Start of DATA IN THIS EXERCISE

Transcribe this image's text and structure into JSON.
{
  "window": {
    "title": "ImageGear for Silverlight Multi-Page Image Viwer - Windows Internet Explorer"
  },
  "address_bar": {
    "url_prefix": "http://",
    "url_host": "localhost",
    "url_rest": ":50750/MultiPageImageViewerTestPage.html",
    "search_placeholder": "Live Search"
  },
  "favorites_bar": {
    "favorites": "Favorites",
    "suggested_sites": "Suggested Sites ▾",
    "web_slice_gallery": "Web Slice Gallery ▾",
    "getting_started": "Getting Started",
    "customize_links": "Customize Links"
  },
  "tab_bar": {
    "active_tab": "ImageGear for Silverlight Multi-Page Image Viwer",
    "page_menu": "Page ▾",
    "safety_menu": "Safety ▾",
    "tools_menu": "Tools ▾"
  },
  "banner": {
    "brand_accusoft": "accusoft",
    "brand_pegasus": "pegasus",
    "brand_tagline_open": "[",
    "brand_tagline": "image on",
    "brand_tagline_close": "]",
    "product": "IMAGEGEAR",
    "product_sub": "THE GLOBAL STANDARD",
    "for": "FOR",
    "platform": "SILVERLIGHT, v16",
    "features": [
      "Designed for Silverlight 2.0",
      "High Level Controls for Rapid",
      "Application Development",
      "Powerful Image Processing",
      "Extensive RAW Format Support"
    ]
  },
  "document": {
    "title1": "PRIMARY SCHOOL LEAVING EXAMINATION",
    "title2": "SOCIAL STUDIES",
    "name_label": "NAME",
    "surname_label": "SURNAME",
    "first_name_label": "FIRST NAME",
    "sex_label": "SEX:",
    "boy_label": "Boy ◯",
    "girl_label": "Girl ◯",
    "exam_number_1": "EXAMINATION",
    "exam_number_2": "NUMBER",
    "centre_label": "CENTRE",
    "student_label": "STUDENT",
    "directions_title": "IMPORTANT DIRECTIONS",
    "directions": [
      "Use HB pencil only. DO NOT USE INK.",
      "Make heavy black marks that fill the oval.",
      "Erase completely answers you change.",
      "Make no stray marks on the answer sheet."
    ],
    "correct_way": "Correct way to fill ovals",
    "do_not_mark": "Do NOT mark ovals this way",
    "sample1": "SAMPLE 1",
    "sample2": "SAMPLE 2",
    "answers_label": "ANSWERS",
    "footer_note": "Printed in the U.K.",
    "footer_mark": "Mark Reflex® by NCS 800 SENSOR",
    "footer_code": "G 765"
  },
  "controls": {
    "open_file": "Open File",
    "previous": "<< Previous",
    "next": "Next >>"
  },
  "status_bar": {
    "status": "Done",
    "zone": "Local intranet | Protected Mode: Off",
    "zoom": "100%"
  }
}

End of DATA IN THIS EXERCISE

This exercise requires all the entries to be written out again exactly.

Transcribe this image's text and structure into JSON.
{
  "window": {
    "title": "ImageGear for Silverlight Multi-Page Image Viwer - Windows Internet Explorer"
  },
  "address_bar": {
    "url_prefix": "http://",
    "url_host": "localhost",
    "url_rest": ":50750/MultiPageImageViewerTestPage.html",
    "search_placeholder": "Live Search"
  },
  "favorites_bar": {
    "favorites": "Favorites",
    "suggested_sites": "Suggested Sites ▾",
    "web_slice_gallery": "Web Slice Gallery ▾",
    "getting_started": "Getting Started",
    "customize_links": "Customize Links"
  },
  "tab_bar": {
    "active_tab": "ImageGear for Silverlight Multi-Page Image Viwer",
    "page_menu": "Page ▾",
    "safety_menu": "Safety ▾",
    "tools_menu": "Tools ▾"
  },
  "banner": {
    "brand_accusoft": "accusoft",
    "brand_pegasus": "pegasus",
    "brand_tagline_open": "[",
    "brand_tagline": "image on",
    "brand_tagline_close": "]",
    "product": "IMAGEGEAR",
    "product_sub": "THE GLOBAL STANDARD",
    "for": "FOR",
    "platform": "SILVERLIGHT, v16",
    "features": [
      "Designed for Silverlight 2.0",
      "High Level Controls for Rapid",
      "Application Development",
      "Powerful Image Processing",
      "Extensive RAW Format Support"
    ]
  },
  "document": {
    "title1": "PRIMARY SCHOOL LEAVING EXAMINATION",
    "title2": "SOCIAL STUDIES",
    "name_label": "NAME",
    "surname_label": "SURNAME",
    "first_name_label": "FIRST NAME",
    "sex_label": "SEX:",
    "boy_label": "Boy ◯",
    "girl_label": "Girl ◯",
    "exam_number_1": "EXAMINATION",
    "exam_number_2": "NUMBER",
    "centre_label": "CENTRE",
    "student_label": "STUDENT",
    "directions_title": "IMPORTANT DIRECTIONS",
    "directions": [
      "Use HB pencil only. DO NOT USE INK.",
      "Make heavy black marks that fill the oval.",
      "Erase completely answers you change.",
      "Make no stray marks on the answer sheet."
    ],
    "correct_way": "Correct way to fill ovals",
    "do_not_mark": "Do NOT mark ovals this way",
    "sample1": "SAMPLE 1",
    "sample2": "SAMPLE 2",
    "answers_label": "ANSWERS",
    "footer_note": "Printed in the U.K.",
    "footer_mark": "Mark Reflex® by NCS 800 SENSOR",
    "footer_code": "G 765"
  },
  "controls": {
    "open_file": "Open File",
    "previous": "<< Previous",
    "next": "Next >>"
  },
  "status_bar": {
    "status": "Done",
    "zone": "Local intranet | Protected Mode: Off",
    "zoom": "100%"
  }
}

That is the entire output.